Michigan State brought Miller in for the 2003-04 season and he played 125 games over the next three years for the Spartans. Miller produced 35 goals and 41 assists in 84 games over his last two seasons. He was the team MVP, leading the Spartans to the CCHA title in 2005-06, and was named the league’s best defensive forward.
“My dad played both defense and forward,” Miller said. “He always told me to understand and know how to play defense. He said it will help you down the road. It’s just something that evolved in my game. I really took pride in blocking shots and being defensively strong.”
Anaheim, who picked Miller in the sixth round of the 2003 NHL Entry Draft, signed him to an entry-level contract in May of 2006. Portland Pirates coach Kevin Dineen put Miller right in the lineup for a second-round playoff series game against the Hartford Wolf Pack.
Miller, who played 79 games with Portland (16 goals, 20 assists) the following season, said he learned a lot from Dineen, the long-time Hartford Whalers standout who was a teammate of Tocchet in Philadelphia and Lightning Executive Vice President and General Manager Brian Lawton in Hartford.
“He is a great coach,” Miller said. “He gave me a chance to progress as a player and passed on a lot of valuable things.”
The Ducks thought enough of Miller’s minor-league season to slide him into Game 5 against Minnesota in the first round of the playoffs. Miller also played in the first two games of the finals against Ottawa, subbing for injured Chris Kunitz on a line with Teemu Selanne and Andy McDonald. Miller caused a turnover to help set up his linemates for the first goal of the series and the Ducks went on to win the Stanley Cup.
“Playing with those two guys in that spot was a great experience,” Miller said. “It’s something I will cherish forever.”
Miller couldn’t quite catch on for a full-time NHL job with the Ducks over the last two regular seasons, playing 26 games in 2007-08 and 27 last season. He did, however, play 13 playoff games for the Ducks last season. Miller had two goals and an assist, playing primarily with Todd Marchant and Rob Niedermayer on a checking line.

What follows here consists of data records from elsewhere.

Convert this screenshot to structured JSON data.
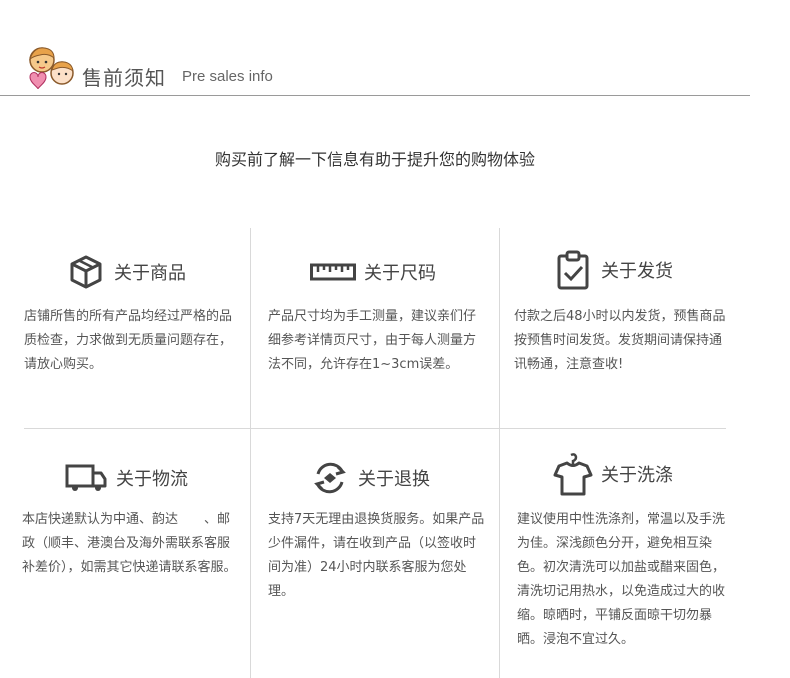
{
  "header": {
    "title_cn": "售前须知",
    "title_en": "Pre sales info"
  },
  "subtitle": "购买前了解一下信息有助于提升您的购物体验",
  "sections": [
    {
      "label": "关于商品",
      "icon": "box-icon",
      "text": "店铺所售的所有产品均经过严格的品质检查，力求做到无质量问题存在，请放心购买。"
    },
    {
      "label": "关于尺码",
      "icon": "ruler-icon",
      "text": "产品尺寸均为手工测量，建议亲们仔细参考详情页尺寸，由于每人测量方法不同，允许存在1~3cm误差。"
    },
    {
      "label": "关于发货",
      "icon": "clipboard-check-icon",
      "text": "付款之后48小时以内发货，预售商品按预售时间发货。发货期间请保持通讯畅通，注意查收!"
    },
    {
      "label": "关于物流",
      "icon": "truck-icon",
      "text": "本店快递默认为中通、韵达　　、邮政（顺丰、港澳台及海外需联系客服补差价），如需其它快递请联系客服。"
    },
    {
      "label": "关于退换",
      "icon": "exchange-icon",
      "text": "支持7天无理由退换货服务。如果产品少件漏件，请在收到产品（以签收时间为准）24小时内联系客服为您处理。"
    },
    {
      "label": "关于洗涤",
      "icon": "shirt-hanger-icon",
      "text": "建议使用中性洗涤剂，常温以及手洗为佳。深浅颜色分开，避免相互染色。初次清洗可以加盐或醋来固色，清洗切记用热水，以免造成过大的收缩。晾晒时，平铺反面晾干切勿暴晒。浸泡不宜过久。"
    }
  ]
}
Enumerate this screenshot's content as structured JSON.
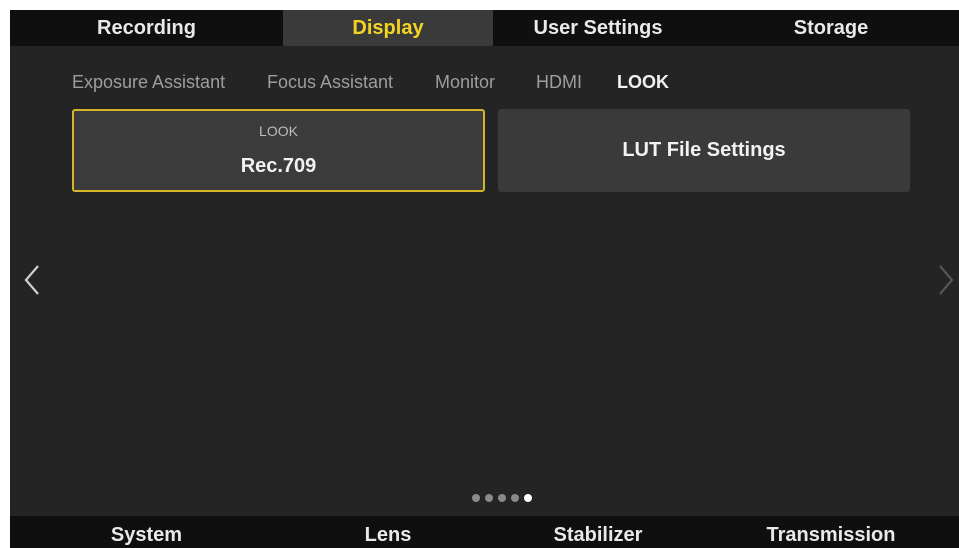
{
  "colors": {
    "accent": "#f5d421",
    "focus_border": "#d4b52a",
    "background": "#242424",
    "bar": "#0f0f0f"
  },
  "top_tabs": [
    {
      "label": "Recording",
      "active": false
    },
    {
      "label": "Display",
      "active": true
    },
    {
      "label": "User Settings",
      "active": false
    },
    {
      "label": "Storage",
      "active": false
    }
  ],
  "sub_tabs": [
    {
      "label": "Exposure Assistant",
      "active": false
    },
    {
      "label": "Focus Assistant",
      "active": false
    },
    {
      "label": "Monitor",
      "active": false
    },
    {
      "label": "HDMI",
      "active": false
    },
    {
      "label": "LOOK",
      "active": true
    }
  ],
  "look_card": {
    "label": "LOOK",
    "value": "Rec.709"
  },
  "lut_card": {
    "label": "LUT File Settings"
  },
  "navigation": {
    "prev_icon": "chevron-left-icon",
    "next_icon": "chevron-right-icon"
  },
  "pagination": {
    "total": 5,
    "current": 5
  },
  "bottom_tabs": [
    {
      "label": "System"
    },
    {
      "label": "Lens"
    },
    {
      "label": "Stabilizer"
    },
    {
      "label": "Transmission"
    }
  ]
}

Changes were expected with the Ducks. But Miller was surprised he was the one to be traded.
“I just had to let it sink in and think about it a little bit,” Miller said. “Afterward, I realized it’s a good move for me. I’m hoping to get a better opportunity here.”
Miller is ready to take on the challenge.
“I want to be someone they can count on to be a responsible, smart player on the ice and to work hard on every shift,” Miller said. “That’s something I take pride in and it’s something I want to bring to this team.”